TASK INSTRUCTIONS: Leave every image out, and return the rest of the data word for word.

EXERCISE MATERIAL:

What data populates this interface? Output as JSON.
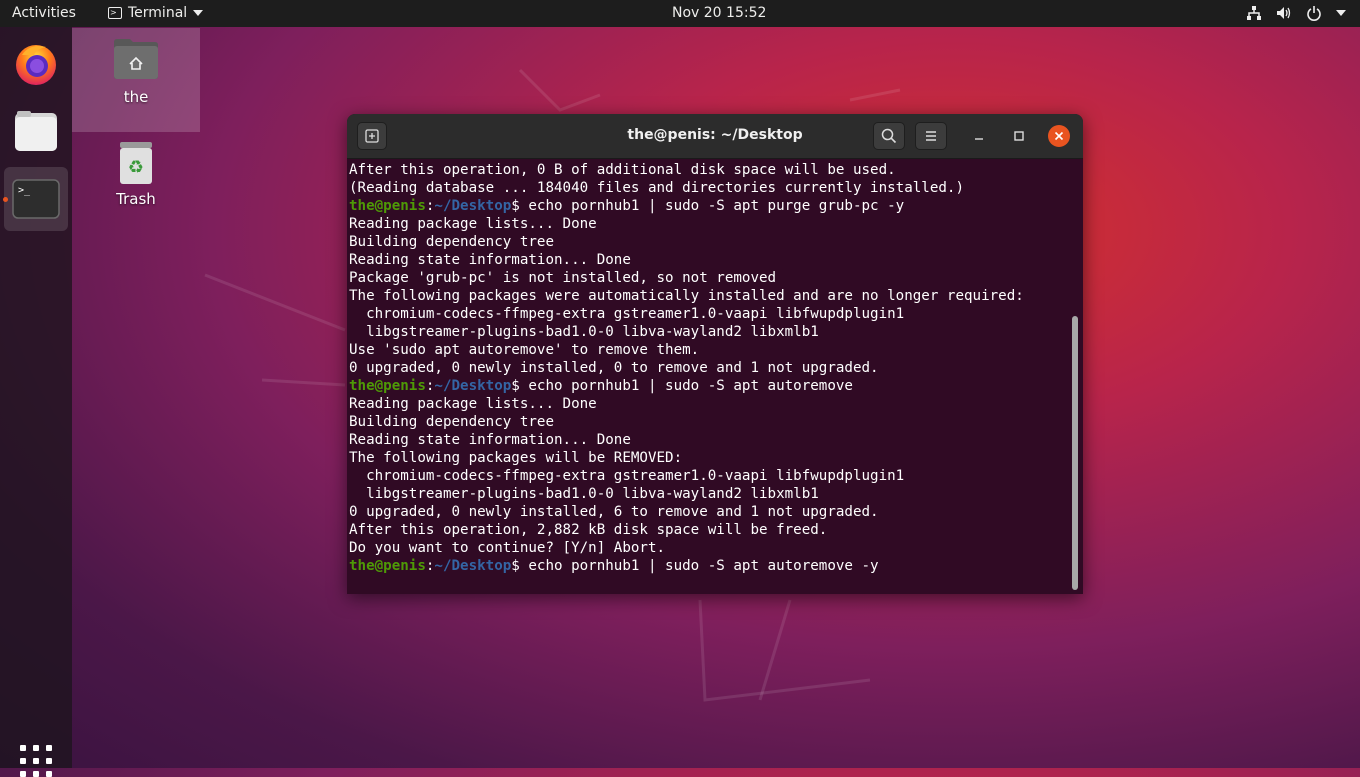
{
  "topbar": {
    "activities": "Activities",
    "app_name": "Terminal",
    "clock": "Nov 20  15:52"
  },
  "desktop": {
    "home_icon_label": "the",
    "trash_icon_label": "Trash"
  },
  "terminal": {
    "title": "the@penis: ~/Desktop",
    "prompt_user": "the@penis",
    "prompt_path": "~/Desktop",
    "lines": [
      {
        "type": "out",
        "text": "After this operation, 0 B of additional disk space will be used."
      },
      {
        "type": "out",
        "text": "(Reading database ... 184040 files and directories currently installed.)"
      },
      {
        "type": "cmd",
        "text": "echo pornhub1 | sudo -S apt purge grub-pc -y"
      },
      {
        "type": "out",
        "text": "Reading package lists... Done"
      },
      {
        "type": "out",
        "text": "Building dependency tree"
      },
      {
        "type": "out",
        "text": "Reading state information... Done"
      },
      {
        "type": "out",
        "text": "Package 'grub-pc' is not installed, so not removed"
      },
      {
        "type": "out",
        "text": "The following packages were automatically installed and are no longer required:"
      },
      {
        "type": "out",
        "text": "  chromium-codecs-ffmpeg-extra gstreamer1.0-vaapi libfwupdplugin1"
      },
      {
        "type": "out",
        "text": "  libgstreamer-plugins-bad1.0-0 libva-wayland2 libxmlb1"
      },
      {
        "type": "out",
        "text": "Use 'sudo apt autoremove' to remove them."
      },
      {
        "type": "out",
        "text": "0 upgraded, 0 newly installed, 0 to remove and 1 not upgraded."
      },
      {
        "type": "cmd",
        "text": "echo pornhub1 | sudo -S apt autoremove"
      },
      {
        "type": "out",
        "text": "Reading package lists... Done"
      },
      {
        "type": "out",
        "text": "Building dependency tree"
      },
      {
        "type": "out",
        "text": "Reading state information... Done"
      },
      {
        "type": "out",
        "text": "The following packages will be REMOVED:"
      },
      {
        "type": "out",
        "text": "  chromium-codecs-ffmpeg-extra gstreamer1.0-vaapi libfwupdplugin1"
      },
      {
        "type": "out",
        "text": "  libgstreamer-plugins-bad1.0-0 libva-wayland2 libxmlb1"
      },
      {
        "type": "out",
        "text": "0 upgraded, 0 newly installed, 6 to remove and 1 not upgraded."
      },
      {
        "type": "out",
        "text": "After this operation, 2,882 kB disk space will be freed."
      },
      {
        "type": "out",
        "text": "Do you want to continue? [Y/n] Abort."
      },
      {
        "type": "cmd",
        "text": "echo pornhub1 | sudo -S apt autoremove -y"
      }
    ]
  },
  "colors": {
    "accent": "#e95420",
    "terminal_bg": "#300a24",
    "prompt_user": "#4e9a06",
    "prompt_path": "#3465a4"
  }
}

YOUR SOLUTION:
What data populates this interface? Output as JSON.
{
  "topbar": {
    "activities": "Activities",
    "app_name": "Terminal",
    "clock": "Nov 20  15:52"
  },
  "desktop": {
    "home_icon_label": "the",
    "trash_icon_label": "Trash"
  },
  "terminal": {
    "title": "the@penis: ~/Desktop",
    "prompt_user": "the@penis",
    "prompt_path": "~/Desktop",
    "lines": [
      {
        "type": "out",
        "text": "After this operation, 0 B of additional disk space will be used."
      },
      {
        "type": "out",
        "text": "(Reading database ... 184040 files and directories currently installed.)"
      },
      {
        "type": "cmd",
        "text": "echo pornhub1 | sudo -S apt purge grub-pc -y"
      },
      {
        "type": "out",
        "text": "Reading package lists... Done"
      },
      {
        "type": "out",
        "text": "Building dependency tree"
      },
      {
        "type": "out",
        "text": "Reading state information... Done"
      },
      {
        "type": "out",
        "text": "Package 'grub-pc' is not installed, so not removed"
      },
      {
        "type": "out",
        "text": "The following packages were automatically installed and are no longer required:"
      },
      {
        "type": "out",
        "text": "  chromium-codecs-ffmpeg-extra gstreamer1.0-vaapi libfwupdplugin1"
      },
      {
        "type": "out",
        "text": "  libgstreamer-plugins-bad1.0-0 libva-wayland2 libxmlb1"
      },
      {
        "type": "out",
        "text": "Use 'sudo apt autoremove' to remove them."
      },
      {
        "type": "out",
        "text": "0 upgraded, 0 newly installed, 0 to remove and 1 not upgraded."
      },
      {
        "type": "cmd",
        "text": "echo pornhub1 | sudo -S apt autoremove"
      },
      {
        "type": "out",
        "text": "Reading package lists... Done"
      },
      {
        "type": "out",
        "text": "Building dependency tree"
      },
      {
        "type": "out",
        "text": "Reading state information... Done"
      },
      {
        "type": "out",
        "text": "The following packages will be REMOVED:"
      },
      {
        "type": "out",
        "text": "  chromium-codecs-ffmpeg-extra gstreamer1.0-vaapi libfwupdplugin1"
      },
      {
        "type": "out",
        "text": "  libgstreamer-plugins-bad1.0-0 libva-wayland2 libxmlb1"
      },
      {
        "type": "out",
        "text": "0 upgraded, 0 newly installed, 6 to remove and 1 not upgraded."
      },
      {
        "type": "out",
        "text": "After this operation, 2,882 kB disk space will be freed."
      },
      {
        "type": "out",
        "text": "Do you want to continue? [Y/n] Abort."
      },
      {
        "type": "cmd",
        "text": "echo pornhub1 | sudo -S apt autoremove -y"
      }
    ]
  },
  "colors": {
    "accent": "#e95420",
    "terminal_bg": "#300a24",
    "prompt_user": "#4e9a06",
    "prompt_path": "#3465a4"
  }
}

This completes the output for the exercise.